Exercise details: Your answer should consist of the lines in the following data that contain "并可再使用机械能产生动能".

Element data from apps and pages:
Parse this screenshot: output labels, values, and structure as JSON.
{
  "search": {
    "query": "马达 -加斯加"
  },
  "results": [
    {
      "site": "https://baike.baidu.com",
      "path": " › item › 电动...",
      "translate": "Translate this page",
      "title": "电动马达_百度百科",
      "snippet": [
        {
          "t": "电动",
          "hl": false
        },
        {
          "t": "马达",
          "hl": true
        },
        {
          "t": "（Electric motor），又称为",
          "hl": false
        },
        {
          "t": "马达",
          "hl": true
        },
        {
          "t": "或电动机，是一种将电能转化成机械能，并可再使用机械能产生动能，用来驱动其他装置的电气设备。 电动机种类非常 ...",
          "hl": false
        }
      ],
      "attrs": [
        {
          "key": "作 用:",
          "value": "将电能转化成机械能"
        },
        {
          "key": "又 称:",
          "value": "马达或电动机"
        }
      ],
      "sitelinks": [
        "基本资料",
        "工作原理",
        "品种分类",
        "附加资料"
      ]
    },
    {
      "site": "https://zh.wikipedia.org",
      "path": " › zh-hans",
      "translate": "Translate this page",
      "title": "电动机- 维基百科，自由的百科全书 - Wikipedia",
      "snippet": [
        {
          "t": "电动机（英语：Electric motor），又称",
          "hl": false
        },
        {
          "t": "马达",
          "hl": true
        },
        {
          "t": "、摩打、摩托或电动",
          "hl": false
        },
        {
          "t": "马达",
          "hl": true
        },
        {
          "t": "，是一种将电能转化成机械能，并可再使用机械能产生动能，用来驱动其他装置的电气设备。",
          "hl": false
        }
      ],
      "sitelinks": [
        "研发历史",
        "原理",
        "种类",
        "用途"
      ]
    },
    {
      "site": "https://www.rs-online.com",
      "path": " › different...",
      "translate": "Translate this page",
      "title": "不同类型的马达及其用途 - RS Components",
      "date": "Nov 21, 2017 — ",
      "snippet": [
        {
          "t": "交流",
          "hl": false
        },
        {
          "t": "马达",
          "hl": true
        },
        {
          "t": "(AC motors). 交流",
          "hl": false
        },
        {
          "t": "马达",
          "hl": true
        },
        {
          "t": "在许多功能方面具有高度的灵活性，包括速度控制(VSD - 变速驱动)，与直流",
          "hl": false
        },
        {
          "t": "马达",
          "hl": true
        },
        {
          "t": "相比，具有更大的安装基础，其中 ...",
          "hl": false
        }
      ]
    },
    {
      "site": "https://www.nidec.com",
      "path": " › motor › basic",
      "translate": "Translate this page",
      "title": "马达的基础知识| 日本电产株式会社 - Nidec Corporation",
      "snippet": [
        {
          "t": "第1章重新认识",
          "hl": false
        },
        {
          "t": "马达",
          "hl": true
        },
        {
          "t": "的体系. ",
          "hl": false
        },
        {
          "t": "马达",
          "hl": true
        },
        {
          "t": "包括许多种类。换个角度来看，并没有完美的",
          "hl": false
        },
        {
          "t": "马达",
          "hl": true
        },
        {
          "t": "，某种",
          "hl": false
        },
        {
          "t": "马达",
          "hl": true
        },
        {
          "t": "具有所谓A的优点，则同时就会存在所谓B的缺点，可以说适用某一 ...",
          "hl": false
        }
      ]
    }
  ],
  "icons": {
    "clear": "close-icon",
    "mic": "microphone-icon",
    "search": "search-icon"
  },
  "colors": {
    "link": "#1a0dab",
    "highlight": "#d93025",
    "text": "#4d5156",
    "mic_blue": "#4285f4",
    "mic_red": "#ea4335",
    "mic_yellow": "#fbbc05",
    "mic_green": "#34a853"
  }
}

Result of this task:
          "t": "或电动机，是一种将电能转化成机械能，并可再使用机械能产生动能，用来驱动其他装置的电气设备。 电动机种类非常 ...",
          "t": "，是一种将电能转化成机械能，并可再使用机械能产生动能，用来驱动其他装置的电气设备。",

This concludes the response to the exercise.